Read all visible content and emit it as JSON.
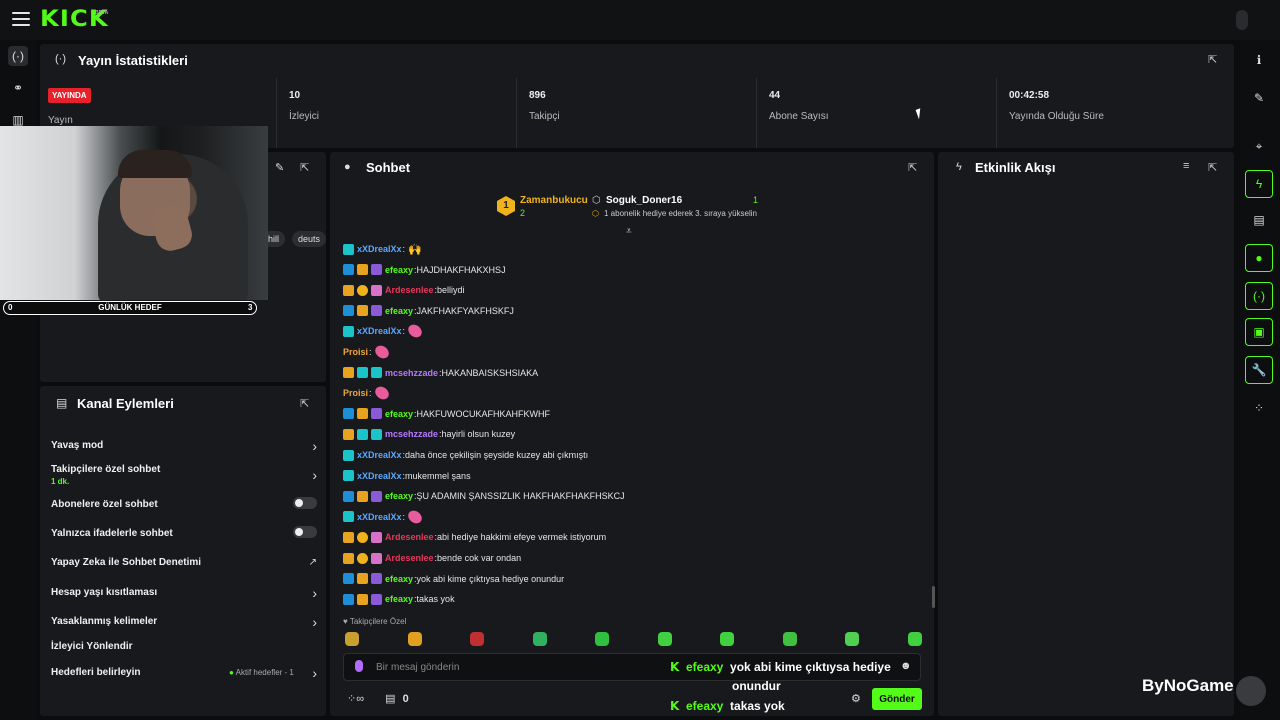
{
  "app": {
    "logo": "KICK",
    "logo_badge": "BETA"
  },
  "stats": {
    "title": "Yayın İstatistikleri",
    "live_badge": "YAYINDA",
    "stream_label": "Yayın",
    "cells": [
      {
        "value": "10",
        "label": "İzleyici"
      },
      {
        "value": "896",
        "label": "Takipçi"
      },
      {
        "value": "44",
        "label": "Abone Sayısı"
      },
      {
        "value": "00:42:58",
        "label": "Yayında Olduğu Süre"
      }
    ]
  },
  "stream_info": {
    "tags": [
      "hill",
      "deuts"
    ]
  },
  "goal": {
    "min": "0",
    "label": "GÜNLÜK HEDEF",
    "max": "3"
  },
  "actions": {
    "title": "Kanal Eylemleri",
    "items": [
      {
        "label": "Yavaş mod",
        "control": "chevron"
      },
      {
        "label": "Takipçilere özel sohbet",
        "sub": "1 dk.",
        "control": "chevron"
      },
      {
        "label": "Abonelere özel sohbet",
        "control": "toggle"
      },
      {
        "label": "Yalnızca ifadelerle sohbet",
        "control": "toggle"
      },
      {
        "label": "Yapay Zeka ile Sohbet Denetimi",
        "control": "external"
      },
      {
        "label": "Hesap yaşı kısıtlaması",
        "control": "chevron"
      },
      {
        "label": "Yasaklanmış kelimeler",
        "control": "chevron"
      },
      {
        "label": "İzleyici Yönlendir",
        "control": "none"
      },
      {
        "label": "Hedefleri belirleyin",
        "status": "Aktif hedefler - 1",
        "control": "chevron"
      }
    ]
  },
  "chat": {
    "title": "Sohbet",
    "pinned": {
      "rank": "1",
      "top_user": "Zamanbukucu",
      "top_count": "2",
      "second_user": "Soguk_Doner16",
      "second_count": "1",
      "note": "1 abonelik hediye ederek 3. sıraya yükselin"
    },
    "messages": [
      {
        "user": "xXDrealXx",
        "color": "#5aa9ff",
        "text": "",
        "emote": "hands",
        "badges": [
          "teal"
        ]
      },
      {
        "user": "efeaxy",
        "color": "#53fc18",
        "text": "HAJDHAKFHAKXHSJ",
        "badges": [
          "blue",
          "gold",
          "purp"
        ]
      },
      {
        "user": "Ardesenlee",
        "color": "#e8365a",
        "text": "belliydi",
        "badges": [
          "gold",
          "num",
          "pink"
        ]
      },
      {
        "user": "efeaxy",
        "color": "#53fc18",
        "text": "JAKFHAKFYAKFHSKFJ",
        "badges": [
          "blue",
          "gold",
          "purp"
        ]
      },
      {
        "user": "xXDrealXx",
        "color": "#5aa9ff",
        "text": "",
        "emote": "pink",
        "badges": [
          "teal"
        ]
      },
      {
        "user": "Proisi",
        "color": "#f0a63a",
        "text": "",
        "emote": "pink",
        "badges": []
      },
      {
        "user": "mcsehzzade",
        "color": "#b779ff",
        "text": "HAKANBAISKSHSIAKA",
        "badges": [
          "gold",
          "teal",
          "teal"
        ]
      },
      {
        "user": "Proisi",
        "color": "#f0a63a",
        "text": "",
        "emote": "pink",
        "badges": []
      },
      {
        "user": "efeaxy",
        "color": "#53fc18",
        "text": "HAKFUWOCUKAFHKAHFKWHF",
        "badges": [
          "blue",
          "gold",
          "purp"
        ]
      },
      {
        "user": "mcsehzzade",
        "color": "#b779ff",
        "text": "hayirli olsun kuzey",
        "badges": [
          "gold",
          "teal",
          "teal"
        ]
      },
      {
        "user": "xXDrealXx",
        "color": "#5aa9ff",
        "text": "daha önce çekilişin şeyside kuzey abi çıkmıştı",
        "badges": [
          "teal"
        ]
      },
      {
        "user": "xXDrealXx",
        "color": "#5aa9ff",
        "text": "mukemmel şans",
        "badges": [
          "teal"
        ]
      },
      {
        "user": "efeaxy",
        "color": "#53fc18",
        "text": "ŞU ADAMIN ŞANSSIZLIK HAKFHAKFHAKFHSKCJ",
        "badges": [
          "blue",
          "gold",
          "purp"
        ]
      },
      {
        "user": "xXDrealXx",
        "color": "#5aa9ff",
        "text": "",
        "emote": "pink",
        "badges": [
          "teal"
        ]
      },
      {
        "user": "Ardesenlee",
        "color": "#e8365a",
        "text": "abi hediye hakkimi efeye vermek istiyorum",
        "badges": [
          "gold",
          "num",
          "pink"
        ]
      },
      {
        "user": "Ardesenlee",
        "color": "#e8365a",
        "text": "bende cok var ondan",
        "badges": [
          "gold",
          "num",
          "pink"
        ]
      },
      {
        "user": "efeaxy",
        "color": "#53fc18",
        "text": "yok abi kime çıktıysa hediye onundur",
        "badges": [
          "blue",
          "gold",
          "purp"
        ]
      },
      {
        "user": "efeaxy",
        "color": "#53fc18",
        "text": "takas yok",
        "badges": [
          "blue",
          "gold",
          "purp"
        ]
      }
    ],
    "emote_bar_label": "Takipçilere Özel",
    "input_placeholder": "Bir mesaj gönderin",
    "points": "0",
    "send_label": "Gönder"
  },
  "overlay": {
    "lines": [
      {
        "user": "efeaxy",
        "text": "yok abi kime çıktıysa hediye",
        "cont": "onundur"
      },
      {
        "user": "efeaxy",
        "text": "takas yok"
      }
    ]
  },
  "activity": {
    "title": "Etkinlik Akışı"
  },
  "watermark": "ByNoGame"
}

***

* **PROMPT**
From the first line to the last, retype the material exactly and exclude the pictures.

* **TASK RESPONSE**
Read all visible content and emit it as JSON.
{
  "app": {
    "logo": "KICK",
    "logo_badge": "BETA"
  },
  "stats": {
    "title": "Yayın İstatistikleri",
    "live_badge": "YAYINDA",
    "stream_label": "Yayın",
    "cells": [
      {
        "value": "10",
        "label": "İzleyici"
      },
      {
        "value": "896",
        "label": "Takipçi"
      },
      {
        "value": "44",
        "label": "Abone Sayısı"
      },
      {
        "value": "00:42:58",
        "label": "Yayında Olduğu Süre"
      }
    ]
  },
  "stream_info": {
    "tags": [
      "hill",
      "deuts"
    ]
  },
  "goal": {
    "min": "0",
    "label": "GÜNLÜK HEDEF",
    "max": "3"
  },
  "actions": {
    "title": "Kanal Eylemleri",
    "items": [
      {
        "label": "Yavaş mod",
        "control": "chevron"
      },
      {
        "label": "Takipçilere özel sohbet",
        "sub": "1 dk.",
        "control": "chevron"
      },
      {
        "label": "Abonelere özel sohbet",
        "control": "toggle"
      },
      {
        "label": "Yalnızca ifadelerle sohbet",
        "control": "toggle"
      },
      {
        "label": "Yapay Zeka ile Sohbet Denetimi",
        "control": "external"
      },
      {
        "label": "Hesap yaşı kısıtlaması",
        "control": "chevron"
      },
      {
        "label": "Yasaklanmış kelimeler",
        "control": "chevron"
      },
      {
        "label": "İzleyici Yönlendir",
        "control": "none"
      },
      {
        "label": "Hedefleri belirleyin",
        "status": "Aktif hedefler - 1",
        "control": "chevron"
      }
    ]
  },
  "chat": {
    "title": "Sohbet",
    "pinned": {
      "rank": "1",
      "top_user": "Zamanbukucu",
      "top_count": "2",
      "second_user": "Soguk_Doner16",
      "second_count": "1",
      "note": "1 abonelik hediye ederek 3. sıraya yükselin"
    },
    "messages": [
      {
        "user": "xXDrealXx",
        "color": "#5aa9ff",
        "text": "",
        "emote": "hands",
        "badges": [
          "teal"
        ]
      },
      {
        "user": "efeaxy",
        "color": "#53fc18",
        "text": "HAJDHAKFHAKXHSJ",
        "badges": [
          "blue",
          "gold",
          "purp"
        ]
      },
      {
        "user": "Ardesenlee",
        "color": "#e8365a",
        "text": "belliydi",
        "badges": [
          "gold",
          "num",
          "pink"
        ]
      },
      {
        "user": "efeaxy",
        "color": "#53fc18",
        "text": "JAKFHAKFYAKFHSKFJ",
        "badges": [
          "blue",
          "gold",
          "purp"
        ]
      },
      {
        "user": "xXDrealXx",
        "color": "#5aa9ff",
        "text": "",
        "emote": "pink",
        "badges": [
          "teal"
        ]
      },
      {
        "user": "Proisi",
        "color": "#f0a63a",
        "text": "",
        "emote": "pink",
        "badges": []
      },
      {
        "user": "mcsehzzade",
        "color": "#b779ff",
        "text": "HAKANBAISKSHSIAKA",
        "badges": [
          "gold",
          "teal",
          "teal"
        ]
      },
      {
        "user": "Proisi",
        "color": "#f0a63a",
        "text": "",
        "emote": "pink",
        "badges": []
      },
      {
        "user": "efeaxy",
        "color": "#53fc18",
        "text": "HAKFUWOCUKAFHKAHFKWHF",
        "badges": [
          "blue",
          "gold",
          "purp"
        ]
      },
      {
        "user": "mcsehzzade",
        "color": "#b779ff",
        "text": "hayirli olsun kuzey",
        "badges": [
          "gold",
          "teal",
          "teal"
        ]
      },
      {
        "user": "xXDrealXx",
        "color": "#5aa9ff",
        "text": "daha önce çekilişin şeyside kuzey abi çıkmıştı",
        "badges": [
          "teal"
        ]
      },
      {
        "user": "xXDrealXx",
        "color": "#5aa9ff",
        "text": "mukemmel şans",
        "badges": [
          "teal"
        ]
      },
      {
        "user": "efeaxy",
        "color": "#53fc18",
        "text": "ŞU ADAMIN ŞANSSIZLIK HAKFHAKFHAKFHSKCJ",
        "badges": [
          "blue",
          "gold",
          "purp"
        ]
      },
      {
        "user": "xXDrealXx",
        "color": "#5aa9ff",
        "text": "",
        "emote": "pink",
        "badges": [
          "teal"
        ]
      },
      {
        "user": "Ardesenlee",
        "color": "#e8365a",
        "text": "abi hediye hakkimi efeye vermek istiyorum",
        "badges": [
          "gold",
          "num",
          "pink"
        ]
      },
      {
        "user": "Ardesenlee",
        "color": "#e8365a",
        "text": "bende cok var ondan",
        "badges": [
          "gold",
          "num",
          "pink"
        ]
      },
      {
        "user": "efeaxy",
        "color": "#53fc18",
        "text": "yok abi kime çıktıysa hediye onundur",
        "badges": [
          "blue",
          "gold",
          "purp"
        ]
      },
      {
        "user": "efeaxy",
        "color": "#53fc18",
        "text": "takas yok",
        "badges": [
          "blue",
          "gold",
          "purp"
        ]
      }
    ],
    "emote_bar_label": "Takipçilere Özel",
    "input_placeholder": "Bir mesaj gönderin",
    "points": "0",
    "send_label": "Gönder"
  },
  "overlay": {
    "lines": [
      {
        "user": "efeaxy",
        "text": "yok abi kime çıktıysa hediye",
        "cont": "onundur"
      },
      {
        "user": "efeaxy",
        "text": "takas yok"
      }
    ]
  },
  "activity": {
    "title": "Etkinlik Akışı"
  },
  "watermark": "ByNoGame"
}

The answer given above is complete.